January 27, 2013
While the Employment-At-Will Doctrine allowed employers to terminate an employee for any reason or no reason at all, every situation between employees and employers is not so cut and dry that this may take place automatically. The following scenarios discuss situations where exceptions may apply and steps before termination may need to be taken.
Skills, Competence, and Abilities
In a situation where the employee is unable to learn basic job functions, it is easy to understand how termination would be the very first course of action. The most basic understanding of the Employment-At-Will Doctrine would allow for the employee to ...view middle of the document...
This way, there is evidence that both the employer and employee have the same expectations for what the employee should be able to do after a certain amount of time.
The other exception that may be applied in this situation is the “Covenant-of-good-faith” exception which suggests that there is a certain “just cause” standard to which employers should be held. In this particular scenario, it means that if the employee is terminated, the employer should have to show that the employee’s shortcomings justify termination.
Since the employee is unable to perform the basic job functions after months of training, the next step would be a one-on-one conversation with the employee to find out what their struggles are and if there is any way to accommodate the employee so that they can perform better. This is another conversation that should be documented and put in the employee’s file. That would show evidence that the employer was even willing to make exceptions to their own practices in order to assist the employee. This conversation would also include a warning that if performance did not improve, the employee may be terminated as a result.

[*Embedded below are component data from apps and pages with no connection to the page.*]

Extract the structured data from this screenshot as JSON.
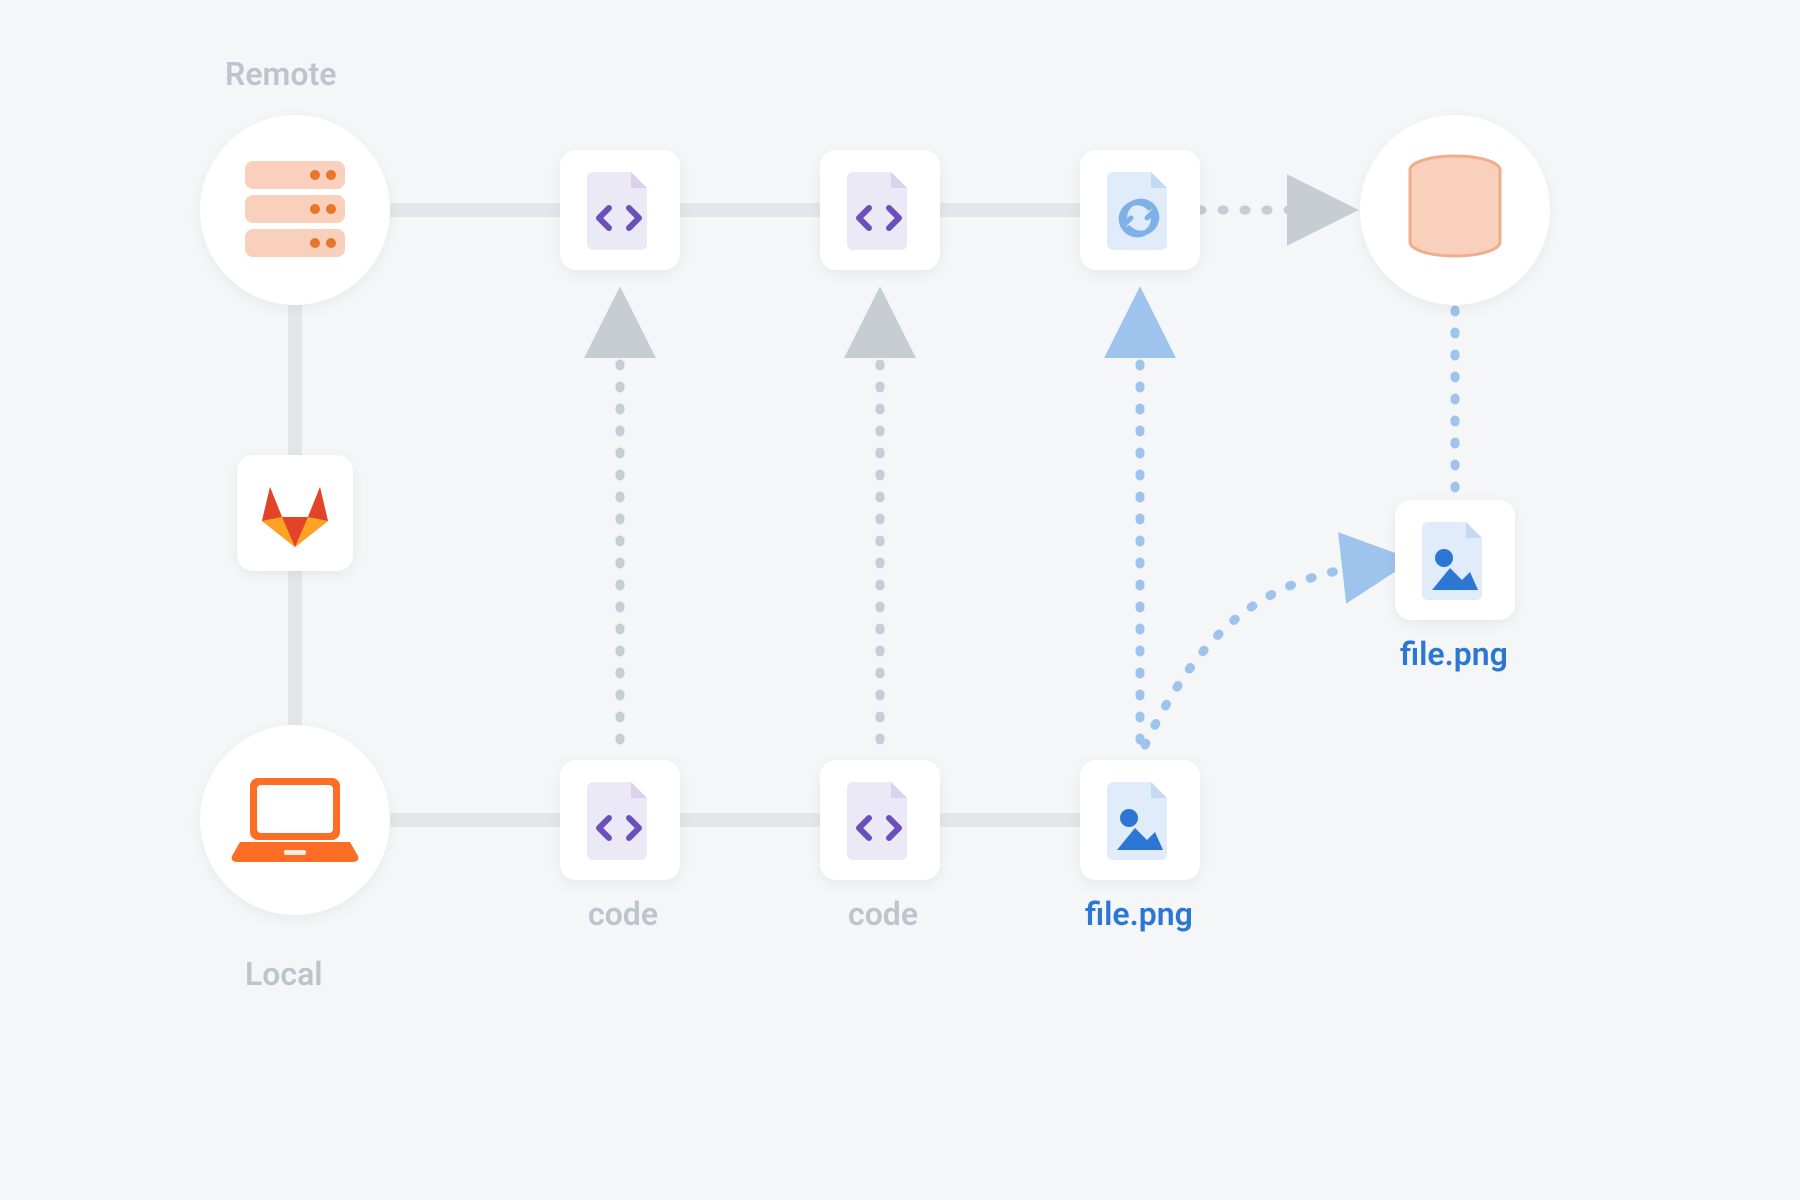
{
  "labels": {
    "remote": "Remote",
    "local": "Local",
    "code1": "code",
    "code2": "code",
    "file_local": "file.png",
    "file_remote": "file.png"
  },
  "colors": {
    "bg": "#f5f6f7",
    "grey_text": "#bfc4cc",
    "blue_text": "#2d77d4",
    "connector_grey": "#e4e6ea",
    "dashed_grey": "#c8ccd3",
    "dashed_blue": "#9ec3ec",
    "server_fill": "#f8d0bc",
    "server_stroke": "#f0a884",
    "server_dot": "#e7762b",
    "orange": "#fc6d26",
    "code_page": "#ece9f7",
    "code_fold": "#d8d2ef",
    "code_glyph": "#6b4fbb",
    "sync_page": "#e1ecfa",
    "sync_fold": "#c4d9f4",
    "sync_glyph": "#7fb0e6",
    "img_page": "#e1ecfa",
    "img_fold": "#c4d9f4",
    "img_glyph": "#2d77d4",
    "db_fill": "#f8d0bc",
    "db_stroke": "#f0ad8c"
  },
  "layout_description": "Two rows (Remote top, Local bottom) linked by a vertical path with a GitLab badge. Each row has a round hub on the left connected by a horizontal grey bar to three file cards. Dashed grey arrows rise from the two local code cards to the remote code cards. A dashed blue arrow rises from the local image card to a remote sync card, and a dashed blue curve goes from the local image card to a second image card on the right, which is itself linked by a dashed blue vertical to a database hub above it. A dashed grey arrow connects the remote sync card to the database hub."
}
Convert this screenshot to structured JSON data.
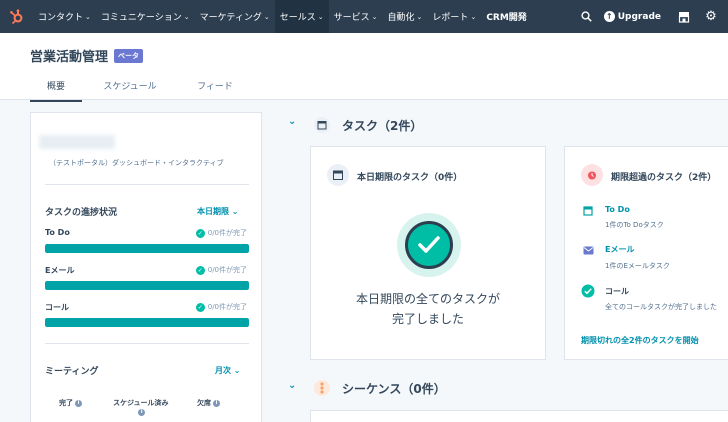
{
  "nav": {
    "items": [
      {
        "label": "コンタクト",
        "active": false
      },
      {
        "label": "コミュニケーション",
        "active": false
      },
      {
        "label": "マーケティング",
        "active": false
      },
      {
        "label": "セールス",
        "active": true
      },
      {
        "label": "サービス",
        "active": false
      },
      {
        "label": "自動化",
        "active": false
      },
      {
        "label": "レポート",
        "active": false
      },
      {
        "label": "CRM開発",
        "active": false
      }
    ],
    "upgrade_label": "Upgrade",
    "icons": [
      "hubspot-logo-icon",
      "search-icon",
      "marketplace-icon",
      "settings-gear-icon"
    ]
  },
  "header": {
    "title": "営業活動管理",
    "badge": "ベータ",
    "tabs": [
      {
        "label": "概要",
        "active": true
      },
      {
        "label": "スケジュール",
        "active": false
      },
      {
        "label": "フィード",
        "active": false
      }
    ]
  },
  "left": {
    "subname": "（テストポータル）ダッシュボード・インタラクティブ",
    "progress_title": "タスクの進捗状況",
    "progress_filter": "本日期限",
    "rows": [
      {
        "label": "To Do",
        "status": "0/0件が完了",
        "fill": 1.0
      },
      {
        "label": "Eメール",
        "status": "0/0件が完了",
        "fill": 1.0
      },
      {
        "label": "コール",
        "status": "0/0件が完了",
        "fill": 1.0
      }
    ],
    "meeting_title": "ミーティング",
    "meeting_filter": "月次",
    "meeting_cols": [
      "完了",
      "スケジュール済み",
      "欠席"
    ]
  },
  "tasks": {
    "header": "タスク（2件）",
    "due_today": {
      "title": "本日期限のタスク（0件）",
      "message_line1": "本日期限の全てのタスクが",
      "message_line2": "完了しました"
    },
    "overdue": {
      "title": "期限超過のタスク（2件）",
      "items": [
        {
          "title": "To Do",
          "sub": "1件のTo Doタスク",
          "icon": "todo-icon"
        },
        {
          "title": "Eメール",
          "sub": "1件のEメールタスク",
          "icon": "email-icon"
        },
        {
          "title": "コール",
          "sub": "全てのコールタスクが完了しました",
          "icon": "check-icon"
        }
      ],
      "view_all": "期限切れの全2件のタスクを開始"
    }
  },
  "sequences": {
    "header": "シーケンス（0件）"
  },
  "colors": {
    "nav_bg": "#2d3e50",
    "accent_teal": "#00bda5",
    "bar_teal": "#00a4a6",
    "link": "#0091ae",
    "beta": "#6a78d1",
    "alert_red": "#f2545b"
  }
}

Management, Behavior, and Performance
In this scenario, where the employee throws tantrums and seems to be threatening a wrongful discharge lawsuit if any action is taken regarding her violation of the attendance policy, it may be necessary to have a discussion with two authoritative figures of the company (one to act as a witness) to go over expectations for employee behavior and attendance. Like all such discussions with the employee, this conversation should be documented and serve as a disciplinary warning. Since it is impossible to tell exactly what the employee means when she says she knows “what to do,” in the event that her employment is terminated, such documentation would legally protect the company in case she tries to claim she was wrongfully discharged.
This situation is an example of why employee handbooks are essential. A handbook would outline the attendance policy as well as acceptable and unacceptable work behavior. Having an employee’s signature as evidence that they agree to the policies and standards outlined in the handbook would serve as further evidence that the employee was aware that they were in violation of those policies.
Labor and Laws
For the part of the scenario where the employee seems to be attempting to unionize her colleagues, no disciplinary action can be taken legally except for the...